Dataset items
-- Opening Marker --
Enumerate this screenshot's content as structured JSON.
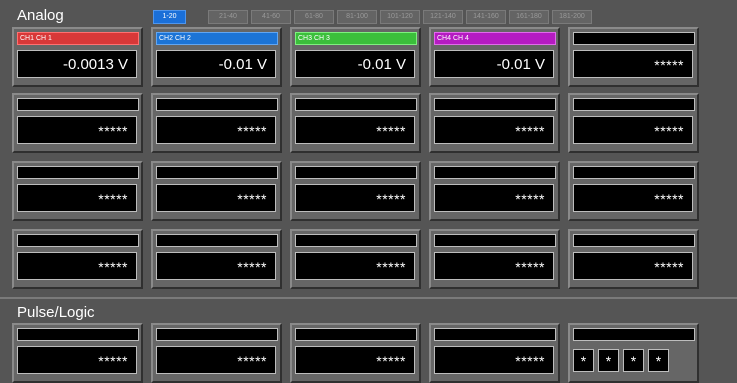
{
  "analog": {
    "title": "Analog",
    "tabs": [
      {
        "label": "1-20",
        "active": true
      },
      {
        "label": "21-40",
        "active": false
      },
      {
        "label": "41-60",
        "active": false
      },
      {
        "label": "61-80",
        "active": false
      },
      {
        "label": "81-100",
        "active": false
      },
      {
        "label": "101-120",
        "active": false
      },
      {
        "label": "121-140",
        "active": false
      },
      {
        "label": "141-160",
        "active": false
      },
      {
        "label": "161-180",
        "active": false
      },
      {
        "label": "181-200",
        "active": false
      }
    ],
    "channels": [
      {
        "label": "CH1  CH 1",
        "value": "-0.0013 V",
        "color": "#d83838"
      },
      {
        "label": "CH2  CH 2",
        "value": "-0.01 V",
        "color": "#1c74d6"
      },
      {
        "label": "CH3  CH 3",
        "value": "-0.01 V",
        "color": "#3bbf3b"
      },
      {
        "label": "CH4  CH 4",
        "value": "-0.01 V",
        "color": "#b51bc2"
      },
      {
        "label": "",
        "value": "*****"
      },
      {
        "label": "",
        "value": "*****"
      },
      {
        "label": "",
        "value": "*****"
      },
      {
        "label": "",
        "value": "*****"
      },
      {
        "label": "",
        "value": "*****"
      },
      {
        "label": "",
        "value": "*****"
      },
      {
        "label": "",
        "value": "*****"
      },
      {
        "label": "",
        "value": "*****"
      },
      {
        "label": "",
        "value": "*****"
      },
      {
        "label": "",
        "value": "*****"
      },
      {
        "label": "",
        "value": "*****"
      },
      {
        "label": "",
        "value": "*****"
      },
      {
        "label": "",
        "value": "*****"
      },
      {
        "label": "",
        "value": "*****"
      },
      {
        "label": "",
        "value": "*****"
      },
      {
        "label": "",
        "value": "*****"
      }
    ]
  },
  "pulse": {
    "title": "Pulse/Logic",
    "channels": [
      {
        "label": "",
        "value": "*****"
      },
      {
        "label": "",
        "value": "*****"
      },
      {
        "label": "",
        "value": "*****"
      },
      {
        "label": "",
        "value": "*****"
      }
    ],
    "logic": {
      "label": "",
      "bits": [
        "*",
        "*",
        "*",
        "*"
      ]
    }
  }
}
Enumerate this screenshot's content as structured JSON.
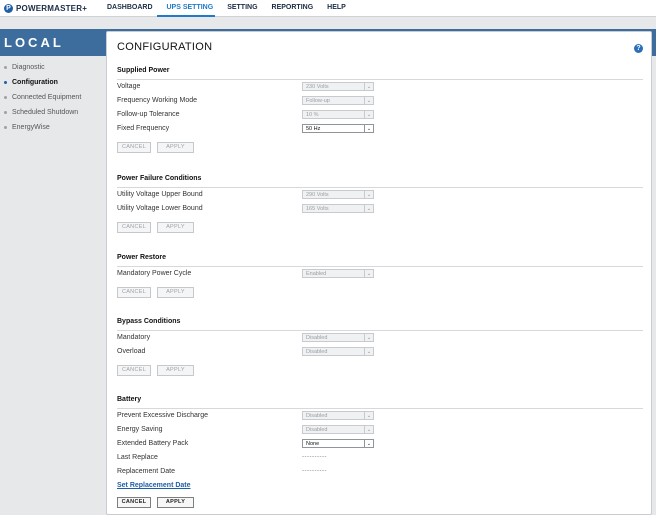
{
  "brand": {
    "name": "POWERMASTER+",
    "mark": "P"
  },
  "nav": {
    "items": [
      {
        "label": "DASHBOARD"
      },
      {
        "label": "UPS SETTING"
      },
      {
        "label": "SETTING"
      },
      {
        "label": "REPORTING"
      },
      {
        "label": "HELP"
      }
    ],
    "active": "UPS SETTING"
  },
  "sidebar": {
    "header": "LOCAL",
    "items": [
      {
        "label": "Diagnostic"
      },
      {
        "label": "Configuration"
      },
      {
        "label": "Connected Equipment"
      },
      {
        "label": "Scheduled Shutdown"
      },
      {
        "label": "EnergyWise"
      }
    ],
    "active": "Configuration"
  },
  "page": {
    "title": "CONFIGURATION",
    "help": "?"
  },
  "buttons": {
    "cancel": "CANCEL",
    "apply": "APPLY"
  },
  "sections": {
    "supplied_power": {
      "title": "Supplied Power",
      "rows": [
        {
          "label": "Voltage",
          "value": "230 Volts"
        },
        {
          "label": "Frequency Working Mode",
          "value": "Follow-up"
        },
        {
          "label": "Follow-up Tolerance",
          "value": "10 %"
        },
        {
          "label": "Fixed Frequency",
          "value": "50 Hz"
        }
      ]
    },
    "power_failure": {
      "title": "Power Failure Conditions",
      "rows": [
        {
          "label": "Utility Voltage Upper Bound",
          "value": "290 Volts"
        },
        {
          "label": "Utility Voltage Lower Bound",
          "value": "165 Volts"
        }
      ]
    },
    "power_restore": {
      "title": "Power Restore",
      "rows": [
        {
          "label": "Mandatory Power Cycle",
          "value": "Enabled"
        }
      ]
    },
    "bypass": {
      "title": "Bypass Conditions",
      "rows": [
        {
          "label": "Mandatory",
          "value": "Disabled"
        },
        {
          "label": "Overload",
          "value": "Disabled"
        }
      ]
    },
    "battery": {
      "title": "Battery",
      "rows": [
        {
          "label": "Prevent Excessive Discharge",
          "value": "Disabled"
        },
        {
          "label": "Energy Saving",
          "value": "Disabled"
        },
        {
          "label": "Extended Battery Pack",
          "value": "None"
        },
        {
          "label": "Last Replace",
          "value": "----------"
        },
        {
          "label": "Replacement Date",
          "value": "----------"
        }
      ],
      "link": "Set Replacement Date"
    }
  },
  "colors": {
    "accent": "#1f7ac8",
    "banner": "#3d6d9c",
    "brand": "#1f5fa8"
  }
}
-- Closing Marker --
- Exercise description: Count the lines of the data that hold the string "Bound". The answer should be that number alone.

- Answer to the exercise: 2